"It is encouraging to see solid growth in sales to markets where the U.S. industry has made the biggest commitment in resources. A good example would be Korea, where export volumes have struggled since 2012 but, as Korea's domestic supply levels of beef and pork normalize, we are seeing a robust rebound in demand for U.S. products," he said.

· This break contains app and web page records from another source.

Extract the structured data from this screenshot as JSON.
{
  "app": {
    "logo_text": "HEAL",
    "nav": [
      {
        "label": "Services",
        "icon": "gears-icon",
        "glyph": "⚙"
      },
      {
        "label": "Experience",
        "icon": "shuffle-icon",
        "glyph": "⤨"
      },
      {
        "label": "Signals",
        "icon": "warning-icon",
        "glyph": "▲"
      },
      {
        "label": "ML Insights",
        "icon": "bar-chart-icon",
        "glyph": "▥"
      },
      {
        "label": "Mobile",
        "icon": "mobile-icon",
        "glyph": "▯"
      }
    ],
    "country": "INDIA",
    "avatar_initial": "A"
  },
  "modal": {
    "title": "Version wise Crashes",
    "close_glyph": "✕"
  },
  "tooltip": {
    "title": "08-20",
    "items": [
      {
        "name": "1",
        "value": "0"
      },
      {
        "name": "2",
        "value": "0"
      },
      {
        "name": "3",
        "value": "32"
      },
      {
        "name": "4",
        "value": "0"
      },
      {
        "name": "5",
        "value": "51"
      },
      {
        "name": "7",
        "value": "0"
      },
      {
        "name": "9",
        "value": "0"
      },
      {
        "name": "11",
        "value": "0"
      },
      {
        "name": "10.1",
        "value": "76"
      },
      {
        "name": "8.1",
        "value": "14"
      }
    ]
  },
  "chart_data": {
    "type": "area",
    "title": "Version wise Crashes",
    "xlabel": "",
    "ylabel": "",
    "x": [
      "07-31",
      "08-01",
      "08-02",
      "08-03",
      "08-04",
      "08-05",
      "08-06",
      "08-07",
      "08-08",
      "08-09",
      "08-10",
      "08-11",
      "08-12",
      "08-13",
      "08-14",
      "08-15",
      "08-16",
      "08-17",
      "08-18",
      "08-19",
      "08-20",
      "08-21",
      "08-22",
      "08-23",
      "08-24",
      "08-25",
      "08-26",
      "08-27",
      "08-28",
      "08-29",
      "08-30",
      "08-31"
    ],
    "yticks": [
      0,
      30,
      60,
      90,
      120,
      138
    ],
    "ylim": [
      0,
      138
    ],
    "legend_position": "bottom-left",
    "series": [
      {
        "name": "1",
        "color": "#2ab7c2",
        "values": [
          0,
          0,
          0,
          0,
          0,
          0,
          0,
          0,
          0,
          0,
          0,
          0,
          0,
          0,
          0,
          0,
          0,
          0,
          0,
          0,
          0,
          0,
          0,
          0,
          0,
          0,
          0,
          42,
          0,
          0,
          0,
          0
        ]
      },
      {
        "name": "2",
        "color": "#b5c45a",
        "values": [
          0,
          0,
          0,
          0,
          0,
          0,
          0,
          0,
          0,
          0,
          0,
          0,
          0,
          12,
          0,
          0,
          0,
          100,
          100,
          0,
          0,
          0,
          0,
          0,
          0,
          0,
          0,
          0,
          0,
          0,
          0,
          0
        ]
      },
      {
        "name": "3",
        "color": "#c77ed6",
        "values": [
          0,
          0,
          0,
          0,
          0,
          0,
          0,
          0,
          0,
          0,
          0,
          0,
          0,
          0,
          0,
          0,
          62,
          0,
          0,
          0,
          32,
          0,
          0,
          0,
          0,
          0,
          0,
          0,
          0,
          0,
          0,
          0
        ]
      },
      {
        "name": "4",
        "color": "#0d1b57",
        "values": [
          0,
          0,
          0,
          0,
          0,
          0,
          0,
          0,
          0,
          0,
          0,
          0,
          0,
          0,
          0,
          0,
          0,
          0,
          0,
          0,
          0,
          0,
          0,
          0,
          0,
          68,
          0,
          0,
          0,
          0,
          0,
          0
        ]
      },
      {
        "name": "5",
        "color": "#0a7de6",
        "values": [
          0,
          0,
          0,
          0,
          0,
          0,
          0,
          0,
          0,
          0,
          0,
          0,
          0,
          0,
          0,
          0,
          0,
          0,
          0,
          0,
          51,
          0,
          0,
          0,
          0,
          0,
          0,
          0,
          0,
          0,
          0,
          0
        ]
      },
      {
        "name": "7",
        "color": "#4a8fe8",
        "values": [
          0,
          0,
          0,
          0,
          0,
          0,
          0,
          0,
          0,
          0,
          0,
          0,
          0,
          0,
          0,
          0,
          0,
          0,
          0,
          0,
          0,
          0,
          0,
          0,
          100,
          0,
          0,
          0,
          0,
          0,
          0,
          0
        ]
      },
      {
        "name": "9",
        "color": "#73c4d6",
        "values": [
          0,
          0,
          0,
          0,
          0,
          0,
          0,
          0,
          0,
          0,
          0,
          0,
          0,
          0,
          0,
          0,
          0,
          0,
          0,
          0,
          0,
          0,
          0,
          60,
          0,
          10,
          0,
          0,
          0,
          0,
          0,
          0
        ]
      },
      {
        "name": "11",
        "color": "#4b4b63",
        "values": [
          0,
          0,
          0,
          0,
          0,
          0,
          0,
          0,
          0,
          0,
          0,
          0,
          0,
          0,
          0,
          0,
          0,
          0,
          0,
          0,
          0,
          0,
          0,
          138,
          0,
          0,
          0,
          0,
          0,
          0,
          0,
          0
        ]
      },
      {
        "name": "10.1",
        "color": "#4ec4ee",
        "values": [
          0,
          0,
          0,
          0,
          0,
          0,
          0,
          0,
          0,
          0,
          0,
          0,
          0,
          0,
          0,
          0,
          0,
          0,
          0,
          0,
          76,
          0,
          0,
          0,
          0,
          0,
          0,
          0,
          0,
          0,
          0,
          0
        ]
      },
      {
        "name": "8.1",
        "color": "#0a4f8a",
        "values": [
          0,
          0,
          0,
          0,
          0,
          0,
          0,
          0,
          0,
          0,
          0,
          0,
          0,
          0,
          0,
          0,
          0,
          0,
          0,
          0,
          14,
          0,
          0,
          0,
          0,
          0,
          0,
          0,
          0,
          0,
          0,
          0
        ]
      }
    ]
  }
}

Pork exports in April accounted for 28% of total U.S. pork production and 23% of muscle cuts alone, increases from 25 and 21%, respectively, over last April. Export value per head slaughtered equated to $67.35 for the month, up from $50.75 a year ago.